**Task prompt**
Images are to be excluded from the copy, and the records below reproduced word for word.

**Input records**
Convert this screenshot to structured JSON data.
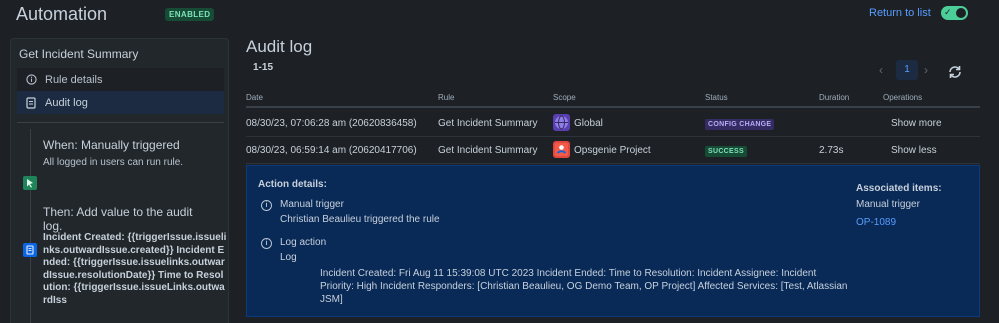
{
  "header": {
    "title": "Automation",
    "status_badge": "ENABLED",
    "return_link": "Return to list",
    "toggle_on": true,
    "toggle_check": "✓"
  },
  "sidebar": {
    "title": "Get Incident Summary",
    "nav": [
      {
        "label": "Rule details",
        "icon": "info-icon",
        "active": false
      },
      {
        "label": "Audit log",
        "icon": "document-icon",
        "active": true
      }
    ],
    "trigger": {
      "title": "When: Manually triggered",
      "subtitle": "All logged in users can run rule."
    },
    "action": {
      "title": "Then: Add value to the audit log.",
      "code": "Incident Created: {{triggerIssue.issuelinks.outwardIssue.created}} Incident Ended: {{triggerIssue.issuelinks.outwardIssue.resolutionDate}} Time to Resolution: {{triggerIssue.issueLinks.outwardIss"
    }
  },
  "main": {
    "title": "Audit log",
    "range": "1-15",
    "pagination": {
      "prev": "‹",
      "current": "1",
      "next": "›"
    },
    "columns": [
      "Date",
      "Rule",
      "Scope",
      "Status",
      "Duration",
      "Operations"
    ],
    "rows": [
      {
        "date": "08/30/23, 07:06:28 am (20620836458)",
        "rule": "Get Incident Summary",
        "scope": "Global",
        "scope_icon": "globe-icon",
        "status": "CONFIG CHANGE",
        "duration": "",
        "operation": "Show more"
      },
      {
        "date": "08/30/23, 06:59:14 am (20620417706)",
        "rule": "Get Incident Summary",
        "scope": "Opsgenie Project",
        "scope_icon": "opsgenie-icon",
        "status": "SUCCESS",
        "duration": "2.73s",
        "operation": "Show less"
      }
    ],
    "details": {
      "title": "Action details:",
      "trigger_label": "Manual trigger",
      "trigger_text": "Christian Beaulieu triggered the rule",
      "log_label": "Log action",
      "log_sub": "Log",
      "log_body": "Incident Created: Fri Aug 11 15:39:08 UTC 2023 Incident Ended: Time to Resolution: Incident Assignee: Incident Priority: High Incident Responders: [Christian Beaulieu, OG Demo Team, OP Project] Affected Services: [Test, Atlassian JSM]",
      "assoc_title": "Associated items:",
      "assoc_trigger": "Manual trigger",
      "assoc_link": "OP-1089"
    }
  },
  "colors": {
    "background": "#1d2125",
    "accent": "#579dff",
    "success": "#4bce97",
    "details_bg": "#092957"
  }
}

**Final answer**
Convert this screenshot to structured JSON data.
{
  "header": {
    "title": "Automation",
    "status_badge": "ENABLED",
    "return_link": "Return to list",
    "toggle_on": true,
    "toggle_check": "✓"
  },
  "sidebar": {
    "title": "Get Incident Summary",
    "nav": [
      {
        "label": "Rule details",
        "icon": "info-icon",
        "active": false
      },
      {
        "label": "Audit log",
        "icon": "document-icon",
        "active": true
      }
    ],
    "trigger": {
      "title": "When: Manually triggered",
      "subtitle": "All logged in users can run rule."
    },
    "action": {
      "title": "Then: Add value to the audit log.",
      "code": "Incident Created: {{triggerIssue.issuelinks.outwardIssue.created}} Incident Ended: {{triggerIssue.issuelinks.outwardIssue.resolutionDate}} Time to Resolution: {{triggerIssue.issueLinks.outwardIss"
    }
  },
  "main": {
    "title": "Audit log",
    "range": "1-15",
    "pagination": {
      "prev": "‹",
      "current": "1",
      "next": "›"
    },
    "columns": [
      "Date",
      "Rule",
      "Scope",
      "Status",
      "Duration",
      "Operations"
    ],
    "rows": [
      {
        "date": "08/30/23, 07:06:28 am (20620836458)",
        "rule": "Get Incident Summary",
        "scope": "Global",
        "scope_icon": "globe-icon",
        "status": "CONFIG CHANGE",
        "duration": "",
        "operation": "Show more"
      },
      {
        "date": "08/30/23, 06:59:14 am (20620417706)",
        "rule": "Get Incident Summary",
        "scope": "Opsgenie Project",
        "scope_icon": "opsgenie-icon",
        "status": "SUCCESS",
        "duration": "2.73s",
        "operation": "Show less"
      }
    ],
    "details": {
      "title": "Action details:",
      "trigger_label": "Manual trigger",
      "trigger_text": "Christian Beaulieu triggered the rule",
      "log_label": "Log action",
      "log_sub": "Log",
      "log_body": "Incident Created: Fri Aug 11 15:39:08 UTC 2023 Incident Ended: Time to Resolution: Incident Assignee: Incident Priority: High Incident Responders: [Christian Beaulieu, OG Demo Team, OP Project] Affected Services: [Test, Atlassian JSM]",
      "assoc_title": "Associated items:",
      "assoc_trigger": "Manual trigger",
      "assoc_link": "OP-1089"
    }
  },
  "colors": {
    "background": "#1d2125",
    "accent": "#579dff",
    "success": "#4bce97",
    "details_bg": "#092957"
  }
}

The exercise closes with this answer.